Build a marketing campaign that you can match with the platform. That way, if you lose the platform, it won’t matter to your overall marketing plans. You can still keep your A game.

LinkedIn has become the de facto B2B social network. If you do business with other businesses, or you want to, particularly if you offer a service for businesses, then you should be on LinkedIn. But simply being on LinkedIn won’t guarantee your success.

Rather, you’ve got to work LinkedIn just as you work any other social network. Here are my top three suggestions for working LinkedIn to increase your B2B leads.

  1. Optimize your profile – Your profile should be optimized for achieving high ranking search results for the keywords you want to target. Take a look at the industry you are in and the types of businesses you want to target. What keywords would people search for to find your profile if they wanted to do business with you. Optimize your profile for those keywords.
  2. Create a LinkedIn business page – If you don’t have a business page on LinkedIn, then you should build one – ASAP. If you are targeting other businesses, create a business page and target it specifically for the types of people, or businesses, you want to do business with.
  3. Update your status often – Don’t just sign up for LinkedIn and forget about it. Social media only works if you work it. Update your status once or twice a day with meaningful high value content.

LinkedIn is a great way to find new business leads, but only if you do all the right things. Optimize your profile, build a business page, and update your status often.

If your idea of keyword research is that it is a one-time activity, then you should probably take a primer on keyword research. It may not be something you need to spend time on every day, but you should definitely revisit the issues periodically. How often is your call, but don’t wait a whole year.

Brainstorming for keywords is not necessarily as simple as using Google’s Keyword Planner either. A lot of the free tools are dead, but that doesn’t mean you can’t get creative.

Here are 5 ways you can brainstorm for new keywords to use in your online marketing:

  1. Suggested Search – Both Google and Bing will suggest search terms as you enter a keyword into the search box. Take advantage of this. Use your keywords and look at what the search engines suggest.
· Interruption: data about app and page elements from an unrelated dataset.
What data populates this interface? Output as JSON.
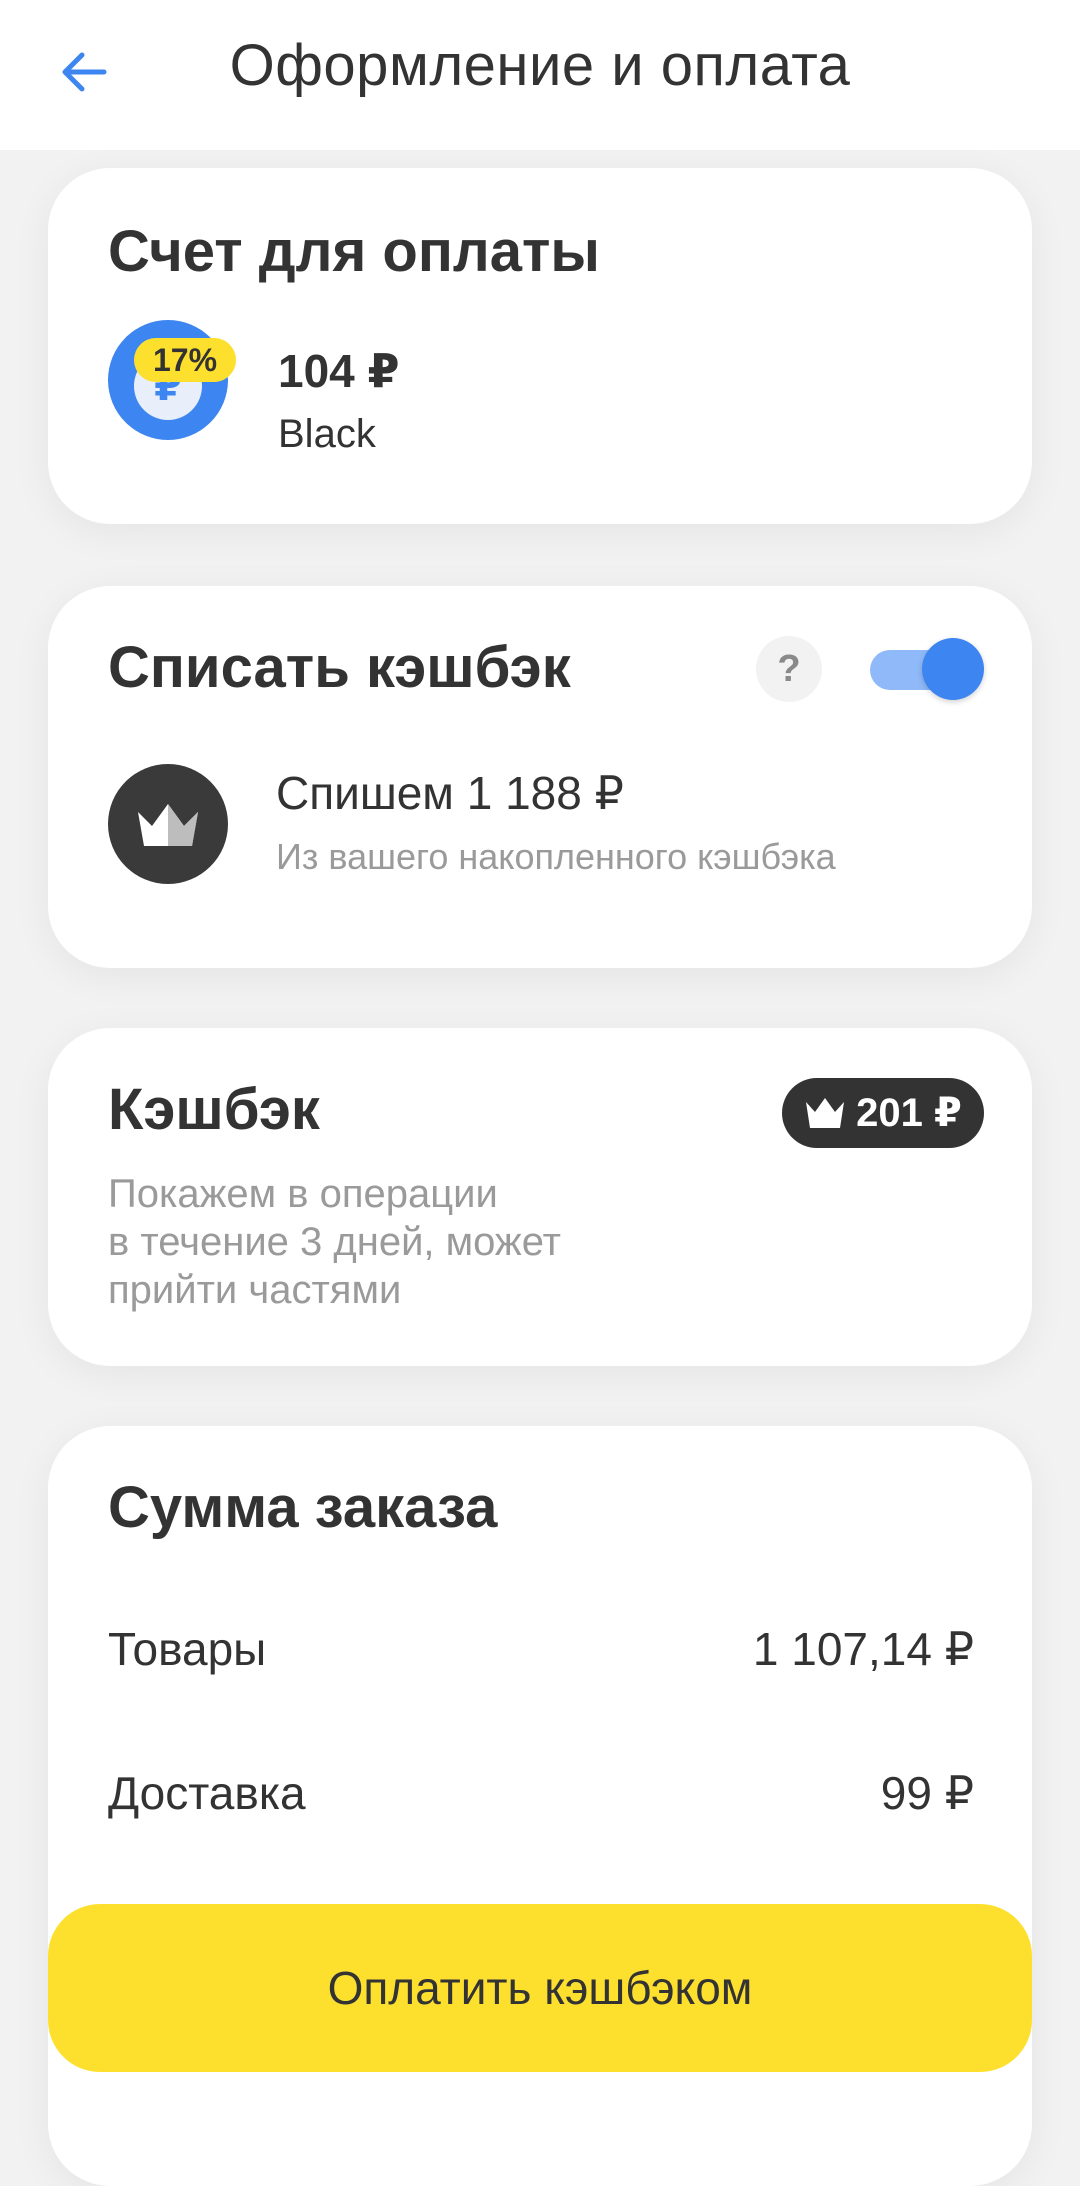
{
  "header": {
    "title": "Оформление и оплата",
    "back_icon": "arrow-left-icon"
  },
  "account_card": {
    "title": "Счет для оплаты",
    "badge": "17%",
    "currency_symbol": "₽",
    "amount": "104 ₽",
    "name": "Black"
  },
  "cashback_use_card": {
    "title": "Списать кэшбэк",
    "help": "?",
    "toggle_on": true,
    "line1": "Спишем 1 188 ₽",
    "line2": "Из вашего накопленного кэшбэка"
  },
  "cashback_card": {
    "title": "Кэшбэк",
    "badge_amount": "201 ₽",
    "description": [
      "Покажем в операции",
      "в течение 3 дней, может",
      "прийти частями"
    ]
  },
  "summary_card": {
    "title": "Сумма заказа",
    "rows": [
      {
        "label": "Товары",
        "value": "1 107,14 ₽"
      },
      {
        "label": "Доставка",
        "value": "99 ₽"
      }
    ]
  },
  "pay_button": {
    "label": "Оплатить кэшбэком"
  },
  "colors": {
    "accent_blue": "#3d85f0",
    "yellow": "#fde02e",
    "dark": "#333333"
  }
}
You might be surprised at the gems you’ll find.
  2. Make a list – The old brainstorming method of writing it down still works. Write down every variation of your keyword phrases that you can. Use it as a jumping off point, not a definitive list.
  3. PPC campaigns – You’ll have to break down and use Google AdWords or Bing Ads for this, but look at your keyword groups and suggested opportunities in your PPC admin panel.
  4. Social media – What are people saying on your social networks? Are they talking about you or your competition? What words are they using?
  5. Customer reviews – I hope you’re reading them. You can often find out precisely what people think about your brand by reading their reviews. What keywords are they using to talk about your company and its products?
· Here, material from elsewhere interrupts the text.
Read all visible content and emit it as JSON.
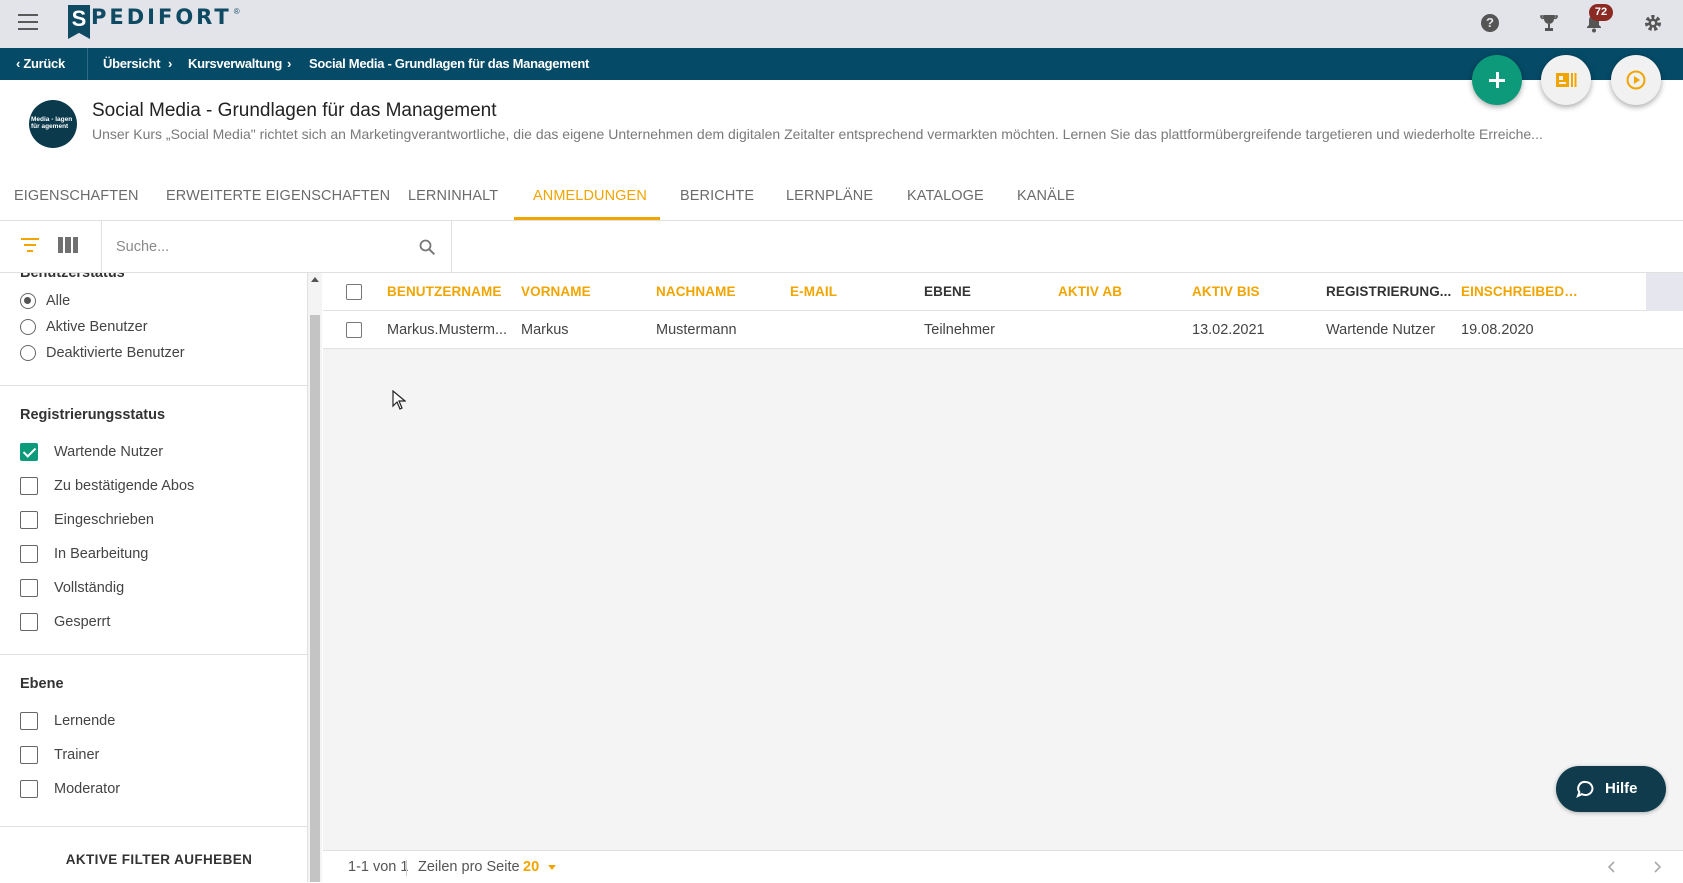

Keyword research is an ongoing activity. You should spend at least a few minutes each month doing keyword research.